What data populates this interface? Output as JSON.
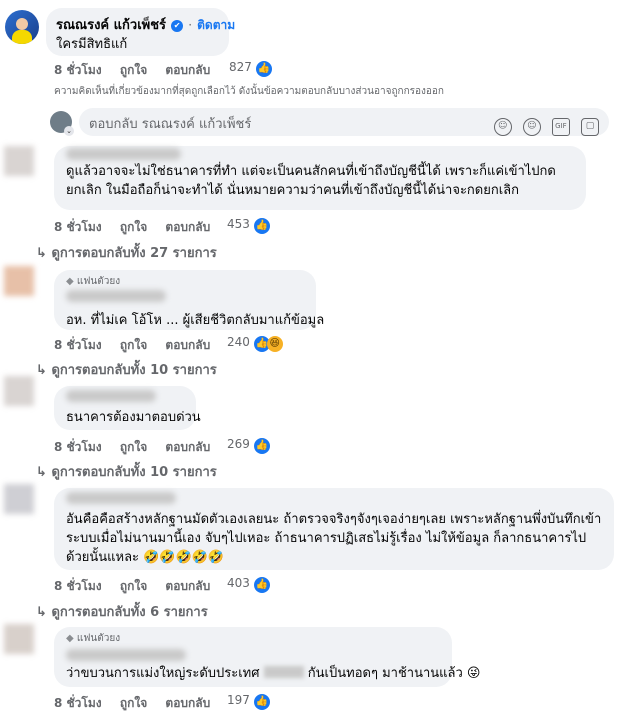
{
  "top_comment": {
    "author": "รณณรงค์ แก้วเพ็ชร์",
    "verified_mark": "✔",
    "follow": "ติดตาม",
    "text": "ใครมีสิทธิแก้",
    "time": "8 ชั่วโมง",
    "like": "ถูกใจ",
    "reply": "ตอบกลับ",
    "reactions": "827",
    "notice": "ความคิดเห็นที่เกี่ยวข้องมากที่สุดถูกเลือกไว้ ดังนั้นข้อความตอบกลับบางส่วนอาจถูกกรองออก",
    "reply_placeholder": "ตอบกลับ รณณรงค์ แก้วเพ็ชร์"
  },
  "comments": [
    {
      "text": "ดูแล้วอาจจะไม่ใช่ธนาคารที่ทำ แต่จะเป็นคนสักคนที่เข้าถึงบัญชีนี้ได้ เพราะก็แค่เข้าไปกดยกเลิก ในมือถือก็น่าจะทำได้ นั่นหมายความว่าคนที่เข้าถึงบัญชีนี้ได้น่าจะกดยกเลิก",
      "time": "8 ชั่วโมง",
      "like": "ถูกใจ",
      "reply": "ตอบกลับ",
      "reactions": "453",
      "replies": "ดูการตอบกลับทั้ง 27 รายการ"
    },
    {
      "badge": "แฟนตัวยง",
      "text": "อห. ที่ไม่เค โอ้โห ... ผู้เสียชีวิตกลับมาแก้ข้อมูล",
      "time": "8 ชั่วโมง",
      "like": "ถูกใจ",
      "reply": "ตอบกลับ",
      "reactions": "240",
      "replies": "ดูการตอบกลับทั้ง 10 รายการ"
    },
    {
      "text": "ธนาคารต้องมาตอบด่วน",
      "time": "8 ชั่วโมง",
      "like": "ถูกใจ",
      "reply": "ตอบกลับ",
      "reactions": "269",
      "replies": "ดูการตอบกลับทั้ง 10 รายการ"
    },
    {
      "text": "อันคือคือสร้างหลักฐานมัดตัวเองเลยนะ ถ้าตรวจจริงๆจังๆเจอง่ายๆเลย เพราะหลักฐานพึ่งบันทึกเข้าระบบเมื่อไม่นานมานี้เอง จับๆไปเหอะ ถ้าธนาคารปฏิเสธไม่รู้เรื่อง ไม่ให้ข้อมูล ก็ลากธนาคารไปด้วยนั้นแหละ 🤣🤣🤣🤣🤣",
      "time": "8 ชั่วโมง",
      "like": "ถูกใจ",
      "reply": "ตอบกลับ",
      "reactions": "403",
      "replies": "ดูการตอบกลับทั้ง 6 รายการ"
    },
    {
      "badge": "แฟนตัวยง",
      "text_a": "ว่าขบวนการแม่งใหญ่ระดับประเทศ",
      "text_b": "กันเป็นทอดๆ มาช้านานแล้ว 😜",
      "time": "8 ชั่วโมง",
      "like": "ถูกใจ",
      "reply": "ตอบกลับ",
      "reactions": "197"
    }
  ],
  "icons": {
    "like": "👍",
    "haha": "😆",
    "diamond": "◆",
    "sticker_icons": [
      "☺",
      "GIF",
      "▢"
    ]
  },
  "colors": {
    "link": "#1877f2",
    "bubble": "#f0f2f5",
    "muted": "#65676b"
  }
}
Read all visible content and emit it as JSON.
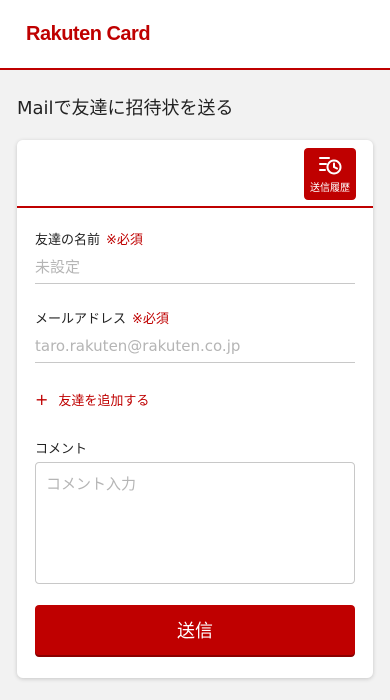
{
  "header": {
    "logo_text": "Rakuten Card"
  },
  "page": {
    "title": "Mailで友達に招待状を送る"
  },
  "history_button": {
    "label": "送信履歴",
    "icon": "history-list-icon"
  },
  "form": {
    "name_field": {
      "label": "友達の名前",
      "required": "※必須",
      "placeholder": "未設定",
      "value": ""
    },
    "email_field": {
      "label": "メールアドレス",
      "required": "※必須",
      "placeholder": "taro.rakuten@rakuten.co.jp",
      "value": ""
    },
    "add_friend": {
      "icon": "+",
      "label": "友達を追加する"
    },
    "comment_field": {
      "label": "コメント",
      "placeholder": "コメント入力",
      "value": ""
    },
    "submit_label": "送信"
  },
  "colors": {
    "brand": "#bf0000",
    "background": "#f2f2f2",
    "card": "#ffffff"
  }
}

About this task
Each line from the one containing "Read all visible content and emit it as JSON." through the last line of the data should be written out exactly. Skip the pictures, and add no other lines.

Exercise solution
Read all visible content and emit it as JSON.
{
  "header": {
    "logo_text": "Rakuten Card"
  },
  "page": {
    "title": "Mailで友達に招待状を送る"
  },
  "history_button": {
    "label": "送信履歴",
    "icon": "history-list-icon"
  },
  "form": {
    "name_field": {
      "label": "友達の名前",
      "required": "※必須",
      "placeholder": "未設定",
      "value": ""
    },
    "email_field": {
      "label": "メールアドレス",
      "required": "※必須",
      "placeholder": "taro.rakuten@rakuten.co.jp",
      "value": ""
    },
    "add_friend": {
      "icon": "+",
      "label": "友達を追加する"
    },
    "comment_field": {
      "label": "コメント",
      "placeholder": "コメント入力",
      "value": ""
    },
    "submit_label": "送信"
  },
  "colors": {
    "brand": "#bf0000",
    "background": "#f2f2f2",
    "card": "#ffffff"
  }
}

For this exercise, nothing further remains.